1. What exactly happened to Mother Theresa?
(She had several profound spiritual experiences in the late 1940s that motivated her to go to live among the wretched of Calcutta, when she might have had a relatively comfortable life as a nun. She was determined to embrace utter poverty for the love of Jesus, who could be seen in the faces of the poorest of the poor. And she did that until the day of her death in 1997.
But Jesus apparently accepted her offer (of utter poverty) because she never had another profound spiritual experience and lived without any of the spiritual consolations that many of us take for granted. Yet she persisted all those years, so obviously something was upholding her.
Something upholds the sisters of her order who worship at my parish church in the Parkdale area of Toronto today. And it is not a delusion.)
2. Is being close to God the same thing as feeling close to God?
(No. Feelings are about emotions, a natural part of our makeup, but not, in isolation, the whole story about us.)
3. Why might a person who really IS close to God not feel that way?
(Depression, privation, persecution, terrible pain, betrayal - all things that Jesus suffered, until his fourth word from the cross was My God, my God, why have you forsaken me - a quotation from the opening of Psalm 22.)
4. How can you know if you are close to God even if you do not feel that way? (Are you walking the walk?
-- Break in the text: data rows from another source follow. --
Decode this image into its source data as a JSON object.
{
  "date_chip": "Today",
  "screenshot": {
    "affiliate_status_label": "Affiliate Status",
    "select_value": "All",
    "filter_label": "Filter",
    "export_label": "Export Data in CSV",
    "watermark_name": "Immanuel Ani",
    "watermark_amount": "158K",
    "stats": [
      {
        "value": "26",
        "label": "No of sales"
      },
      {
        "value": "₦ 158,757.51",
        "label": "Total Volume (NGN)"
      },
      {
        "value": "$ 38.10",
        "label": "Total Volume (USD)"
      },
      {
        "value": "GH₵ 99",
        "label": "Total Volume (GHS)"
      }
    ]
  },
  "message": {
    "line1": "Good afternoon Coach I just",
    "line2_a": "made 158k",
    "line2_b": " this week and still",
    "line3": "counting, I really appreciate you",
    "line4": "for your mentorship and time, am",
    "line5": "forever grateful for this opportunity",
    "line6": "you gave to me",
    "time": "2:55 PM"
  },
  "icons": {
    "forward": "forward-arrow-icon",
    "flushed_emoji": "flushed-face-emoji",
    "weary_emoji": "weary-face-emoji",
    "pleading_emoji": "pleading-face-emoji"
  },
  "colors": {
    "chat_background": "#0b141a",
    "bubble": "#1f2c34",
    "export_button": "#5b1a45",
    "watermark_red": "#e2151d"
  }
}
Compassion rather than self-involvement is a useful clue.)
5. Are there instances in the Bible, for example, where people who are in fact doing God's will are living in utter despair? (Hint: See the Book of Job. That is its principal theme. Yet it was Job who was vindicated in the end, not the people who had easy answers.)
6. How can we understand the difference between emotional satisfaction from religious experiences and spiritual growth? (The closer we come to God, the less concern we have for our own satisfaction and the greater concern and compassion we have for others. Closeness to God always results in a reduction in selfishness.)
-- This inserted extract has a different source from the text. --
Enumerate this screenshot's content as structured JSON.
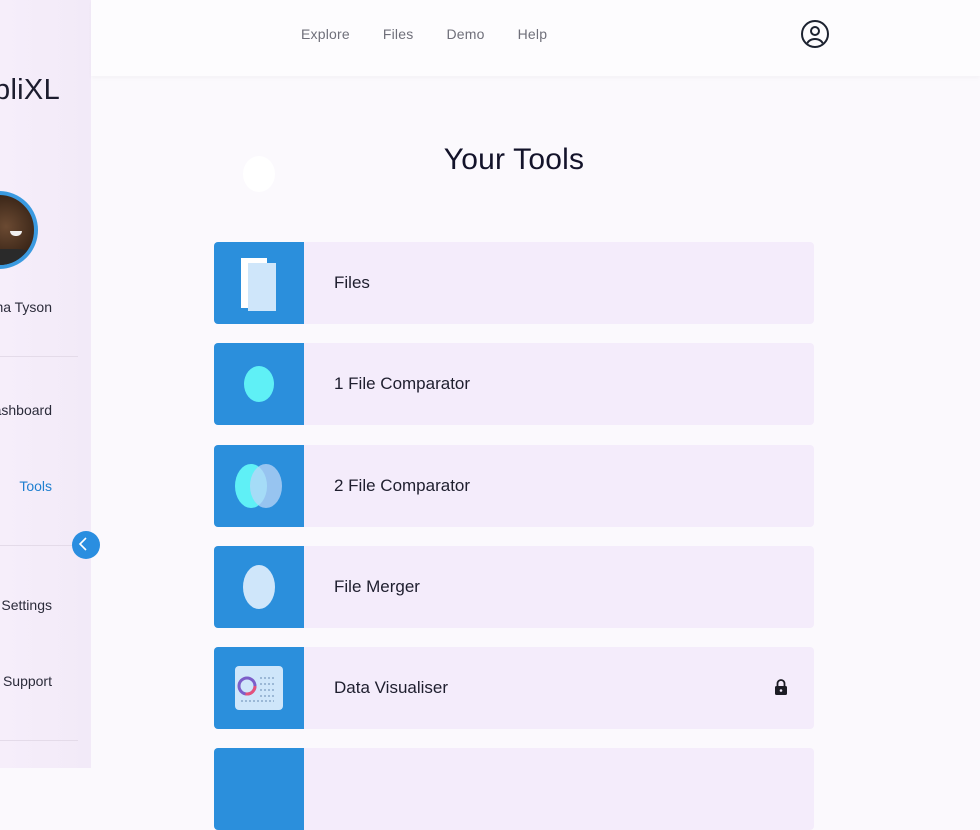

7. How does this relate to The Spiritual Brain? (We discuss in some detail the teachings of the greater mystics of the Western Christian tradition, and those who studied them. They cautioned against seeing the spiritual life as an easy path of emotional satisfaction. )
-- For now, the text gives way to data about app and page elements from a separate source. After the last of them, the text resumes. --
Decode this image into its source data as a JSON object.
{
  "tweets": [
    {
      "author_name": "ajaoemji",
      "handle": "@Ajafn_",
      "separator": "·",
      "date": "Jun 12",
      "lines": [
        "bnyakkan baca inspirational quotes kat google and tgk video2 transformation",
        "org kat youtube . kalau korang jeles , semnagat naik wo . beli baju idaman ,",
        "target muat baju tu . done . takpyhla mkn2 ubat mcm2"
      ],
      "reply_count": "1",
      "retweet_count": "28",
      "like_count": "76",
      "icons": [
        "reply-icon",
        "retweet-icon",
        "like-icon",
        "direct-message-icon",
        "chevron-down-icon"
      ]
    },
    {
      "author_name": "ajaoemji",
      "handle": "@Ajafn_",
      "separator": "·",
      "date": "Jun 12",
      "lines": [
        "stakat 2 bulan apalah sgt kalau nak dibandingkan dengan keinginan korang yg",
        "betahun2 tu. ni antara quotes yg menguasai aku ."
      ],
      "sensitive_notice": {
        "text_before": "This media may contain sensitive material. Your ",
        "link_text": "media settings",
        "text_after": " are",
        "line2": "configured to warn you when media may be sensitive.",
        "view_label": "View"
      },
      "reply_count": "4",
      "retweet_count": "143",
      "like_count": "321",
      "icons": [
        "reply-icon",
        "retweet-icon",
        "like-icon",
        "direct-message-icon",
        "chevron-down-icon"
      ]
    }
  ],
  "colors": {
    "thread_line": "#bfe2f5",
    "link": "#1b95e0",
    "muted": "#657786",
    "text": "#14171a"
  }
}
If Jesus, who was sinless (according to the Christian tradition, which I accept), learned obedience by the things that he suffered (Hebrews 5:8), I can be fairly sure that I am getting closer to God when I am learning something I don't want to learn than when I am finding life easy. And there will be times when I despair of him as well as myself. The main thing is to keep going, submit to the hardship, run the course, finish the race, as St. Paul says in many places. If that is not a message that I can accept, then my spiritual growth will be deferred until I can accept it.
8. The atheists who carry on about how Mother Teresa didn't "really" believe if she didn't feel good about it reveal the utter emptiness of their own view of the human being. She chose to feel forsaken with the forsaken. It was the only way to be utterly poor, while making many rich.
Note: St. John of the Cross, one of the greatest mystics of all time (who suffered much for the love of Jesus and for all who came his way) said, "That which properly and generally comes from God is a purely spiritual communication." John discouraged an emphasis on emotional excitements, for good reason.